### Brief
When every entry has been read, print each one back exactly.

### Input for this task
+ + + +

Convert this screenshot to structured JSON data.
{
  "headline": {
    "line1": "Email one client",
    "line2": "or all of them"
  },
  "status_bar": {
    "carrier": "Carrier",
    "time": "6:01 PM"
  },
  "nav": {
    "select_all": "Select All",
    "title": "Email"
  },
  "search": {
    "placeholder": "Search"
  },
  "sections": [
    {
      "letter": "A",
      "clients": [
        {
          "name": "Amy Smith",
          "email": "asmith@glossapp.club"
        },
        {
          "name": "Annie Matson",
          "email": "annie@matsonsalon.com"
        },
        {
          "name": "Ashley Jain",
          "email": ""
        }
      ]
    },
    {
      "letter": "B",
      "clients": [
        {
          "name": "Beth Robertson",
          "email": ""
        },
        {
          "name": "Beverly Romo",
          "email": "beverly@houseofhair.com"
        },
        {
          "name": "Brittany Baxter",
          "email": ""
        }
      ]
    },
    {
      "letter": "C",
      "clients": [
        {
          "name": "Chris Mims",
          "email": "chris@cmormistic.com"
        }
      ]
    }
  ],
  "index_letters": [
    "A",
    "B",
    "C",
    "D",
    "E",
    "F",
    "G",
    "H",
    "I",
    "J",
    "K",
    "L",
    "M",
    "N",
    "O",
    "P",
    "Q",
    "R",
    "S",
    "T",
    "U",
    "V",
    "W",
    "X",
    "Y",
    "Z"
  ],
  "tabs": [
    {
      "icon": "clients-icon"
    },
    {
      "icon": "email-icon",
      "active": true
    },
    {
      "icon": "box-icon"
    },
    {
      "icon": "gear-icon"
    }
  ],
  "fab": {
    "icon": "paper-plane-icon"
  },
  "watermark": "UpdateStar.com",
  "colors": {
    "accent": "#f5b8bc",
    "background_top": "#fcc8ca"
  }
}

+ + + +

### Reply
Convert this screenshot to structured JSON data.
{
  "headline": {
    "line1": "Email one client",
    "line2": "or all of them"
  },
  "status_bar": {
    "carrier": "Carrier",
    "time": "6:01 PM"
  },
  "nav": {
    "select_all": "Select All",
    "title": "Email"
  },
  "search": {
    "placeholder": "Search"
  },
  "sections": [
    {
      "letter": "A",
      "clients": [
        {
          "name": "Amy Smith",
          "email": "asmith@glossapp.club"
        },
        {
          "name": "Annie Matson",
          "email": "annie@matsonsalon.com"
        },
        {
          "name": "Ashley Jain",
          "email": ""
        }
      ]
    },
    {
      "letter": "B",
      "clients": [
        {
          "name": "Beth Robertson",
          "email": ""
        },
        {
          "name": "Beverly Romo",
          "email": "beverly@houseofhair.com"
        },
        {
          "name": "Brittany Baxter",
          "email": ""
        }
      ]
    },
    {
      "letter": "C",
      "clients": [
        {
          "name": "Chris Mims",
          "email": "chris@cmormistic.com"
        }
      ]
    }
  ],
  "index_letters": [
    "A",
    "B",
    "C",
    "D",
    "E",
    "F",
    "G",
    "H",
    "I",
    "J",
    "K",
    "L",
    "M",
    "N",
    "O",
    "P",
    "Q",
    "R",
    "S",
    "T",
    "U",
    "V",
    "W",
    "X",
    "Y",
    "Z"
  ],
  "tabs": [
    {
      "icon": "clients-icon"
    },
    {
      "icon": "email-icon",
      "active": true
    },
    {
      "icon": "box-icon"
    },
    {
      "icon": "gear-icon"
    }
  ],
  "fab": {
    "icon": "paper-plane-icon"
  },
  "watermark": "UpdateStar.com",
  "colors": {
    "accent": "#f5b8bc",
    "background_top": "#fcc8ca"
  }
}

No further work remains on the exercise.